Publication: TheMovieWaffler, November 27th 2017
In a downbeat town, the lives of a young woman and man are disrupted by her advances.
Review by Christopher Marchant
Directed by: Joyce Wong
Starring: Reid Asselstine, Darrel Gamotin, Francis Melling, Ellie Posadas, Mirko Miljevic
An audience naturally sides with the protagonist regardless of their committing acts we would never condone in the real world. Films telling stories from different perspectives are also nothing new, going back to Rashomon, onto the more recent classic Pulp Fiction, and the less than classic Vantage Point.
Canadian indie Wexford Plaza is able to utilise protagonist sympathy while adding something to the crowded multi-perspective conceit. The flaws of its characters do not come from a criminal’s self-aggrandisement, but rather the quiet desperation of dead-end surroundings and an all-consuming loneliness.
20-year-old Betty (Reid Asselstine) finds employment as an overnight security guard at the titular Wexford Plaza. She is neglected by her more successful girlfriends, and her male co-workers treat her with goggle-eyed contempt.
Danny (Darrel Gamotin) works at a bar on the plaza, and soon gains Betty’s attention in spite of his being a decade older. He’s going through financial troubles and happily takes Betty’s opportunity of a make-up party to sell Avon products. Unfortunately, such is Betty’s wishful thinking, she is able to take Danny’s friendship with her as something more, with disastrous results.
With the film’s opening focus on Betty, there are strong similarities to Danielle Macdonald‘s character from this year’s Patti Cake$. Both women are limited by a depressed economic environment, the ignorance of their peers, and the isolation that can come from being a larger woman.
Patti dreams of rap glory, while Betty dreams only of finding someone to make her happy. There is a telling and hopelessly tragic scene early on in Wexford Plaza, when Betty exposes herself to a plastered Danny in a desperate attempt at an intimate connection.
A lack of emotional intelligence and a reckless desperation to read events the way you want regardless, can come to have seismic effects on people’s lives. An audience comes to feel for Betty and her loneliness, and it is only after we come to see Danny’s perspective that we are reminded her actions are also predatory.
Betty’s actions can be understood if not condoned.

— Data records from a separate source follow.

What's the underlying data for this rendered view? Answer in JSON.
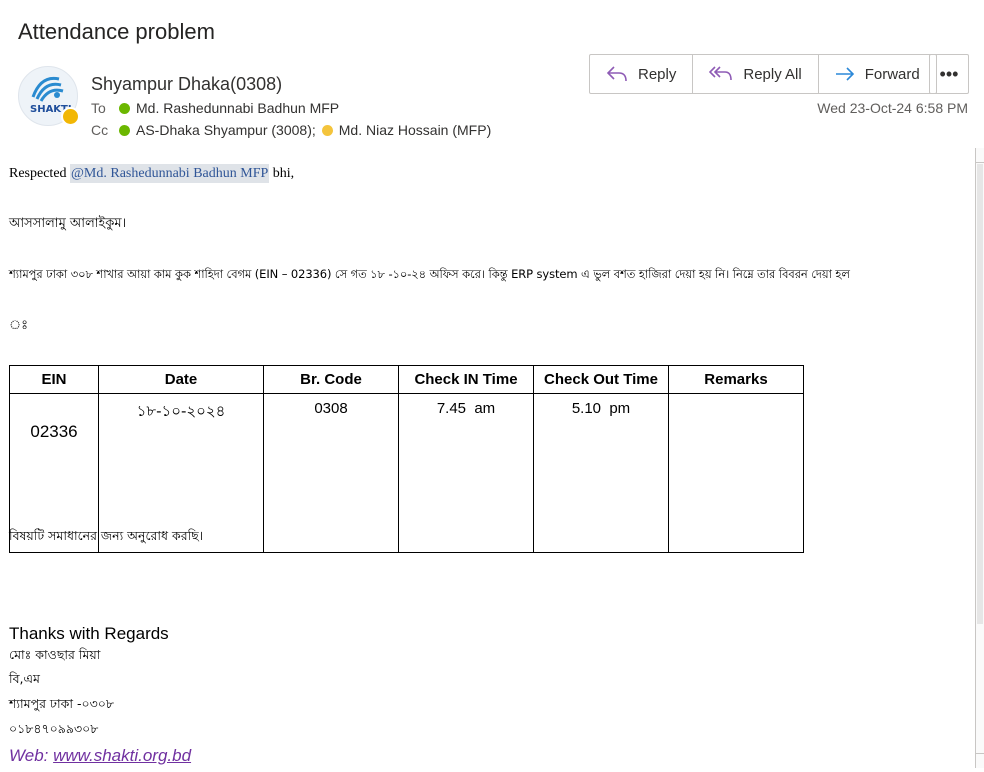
{
  "subject": "Attendance problem",
  "sender": "Shyampur Dhaka(0308)",
  "avatar": {
    "logo_text": "SHAKTI",
    "presence_color": "#f2b705"
  },
  "to": {
    "label": "To",
    "recipients": [
      "Md. Rashedunnabi Badhun MFP"
    ]
  },
  "cc": {
    "label": "Cc",
    "recipients": [
      "AS-Dhaka Shyampur (3008);",
      "Md. Niaz Hossain (MFP)"
    ]
  },
  "actions": {
    "reply": "Reply",
    "reply_all": "Reply All",
    "forward": "Forward",
    "more": "•••"
  },
  "date": "Wed 23-Oct-24 6:58 PM",
  "body": {
    "greeting_prefix": "Respected ",
    "mention": "@Md. Rashedunnabi Badhun MFP",
    "greeting_suffix": " bhi,",
    "salam": "আসসালামু আলাইকুম।",
    "para": "শ্যামপুর ঢাকা ৩০৮ শাখার আয়া কাম কুক শাহিদা বেগম (EIN – 02336) সে গত ১৮ -১০-২৪ অফিস করে। কিন্তু ERP system এ ভুল বশত হাজিরা দেয়া হয় নি। নিম্নে তার বিবরন দেয়া হল",
    "colon": "ঃ",
    "closing": "বিষয়টি সমাধানের জন্য অনুরোধ করছি।"
  },
  "table": {
    "headers": [
      "EIN",
      "Date",
      "Br. Code",
      "Check IN Time",
      "Check Out Time",
      "Remarks"
    ],
    "row": [
      "02336",
      "১৮-১০-২০২৪",
      "0308",
      "7.45  am",
      "5.10  pm",
      ""
    ]
  },
  "signature": {
    "regards": "Thanks with Regards",
    "name": "মোঃ কাওছার মিয়া",
    "title": "বি,এম",
    "branch": "শ্যামপুর ঢাকা -০৩০৮",
    "phone": "০১৮৪৭০৯৯৩০৮",
    "web_label": "Web: ",
    "web_url": "www.shakti.org.bd"
  },
  "colors": {
    "accent_purple": "#7030a0",
    "mention_blue": "#2f5597",
    "online_green": "#6bb700"
  }
}
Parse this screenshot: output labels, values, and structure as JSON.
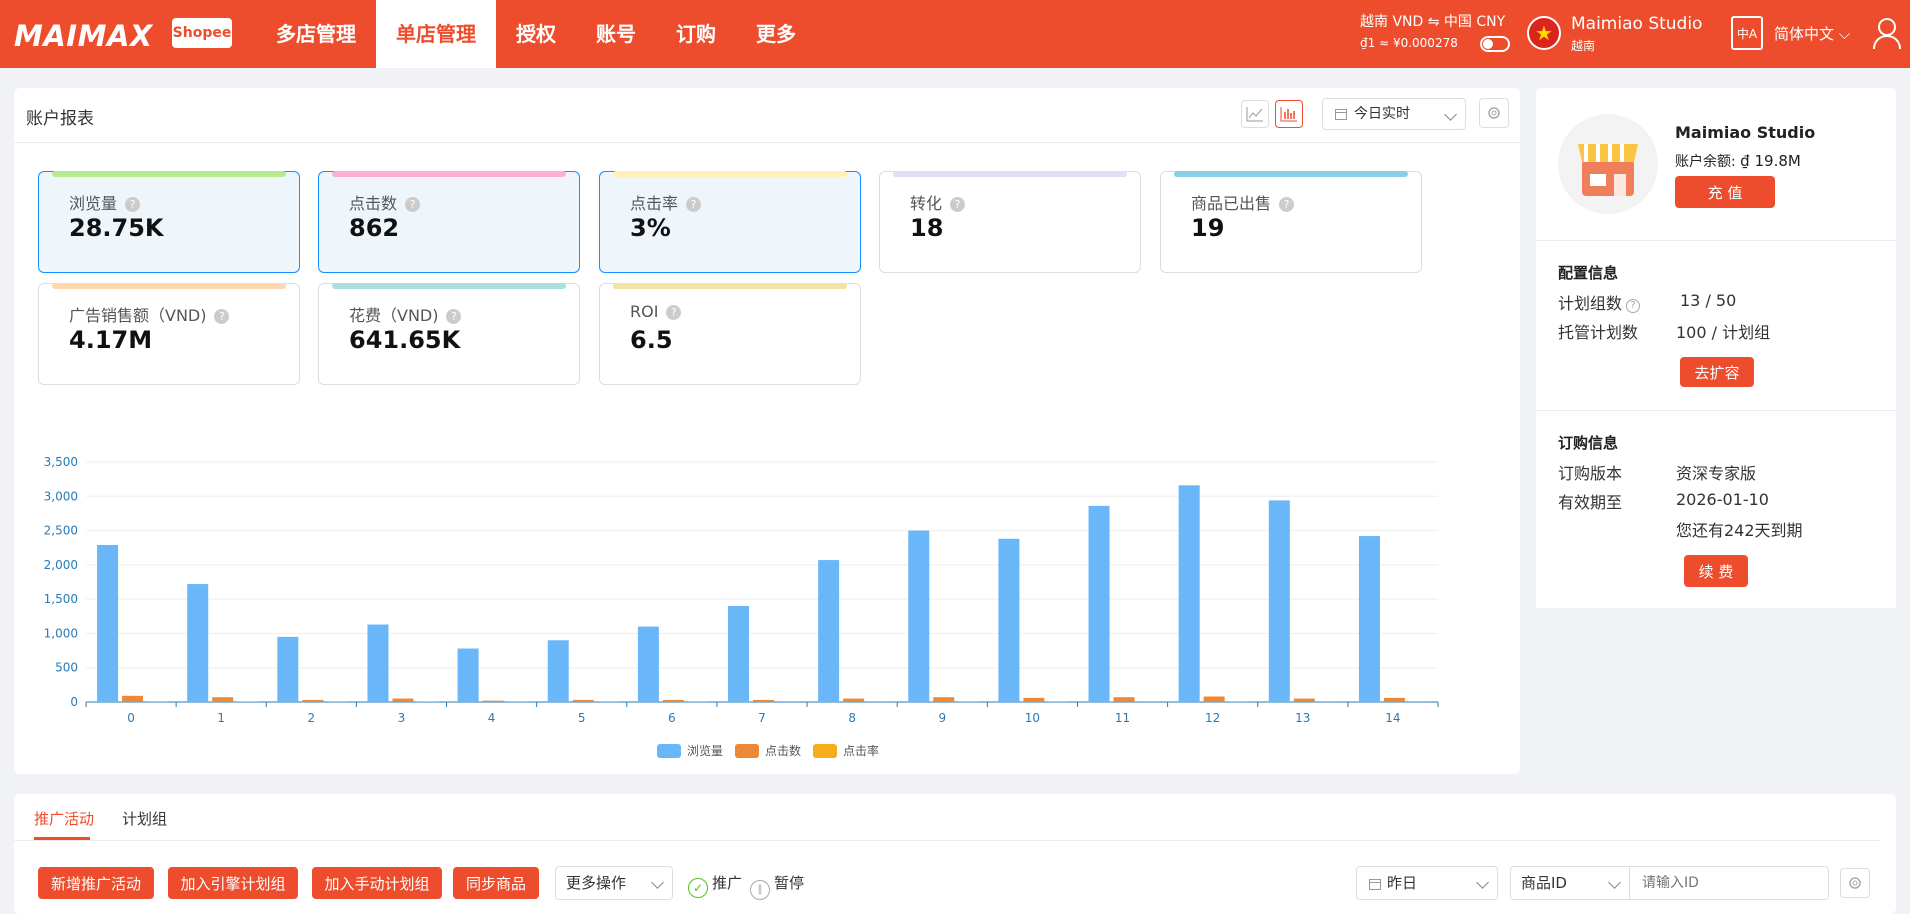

Danny can be condoned if not entirely understood. He’s lost a job he enjoyed and needed at a bar; why not go looking for more bar work? Why not just tell Betty he’s unavailable and hopefully kill her advances stone dead? This may seem like nit-picking, but looking for ways out of Danny’s predicament does disrupt the final half of the film.
Wexford Plaza comes in at a lean 80 minutes, and I half-expected a final perspective shift to Rich (Francis Melling), co-worker of Betty and friend of Danny. He is presented as such an odious character, riddled with misogyny and ugly humour, it would have been interesting to see how director Joyce Wong could have presented his perspective on things and why he acted in the way he did.
Wong has created a promising calling card of a film, in which she is able to explore both nuances of character and tailor an engaging, focused narrative. There’s more hope for her future than that of her characters so trapped in Wexford Plaza.
Wexford Plaza opens in Canadian cinemas December 1st, with a VOD release January 23rd 2018. A UK/ROI release has yet to be announced.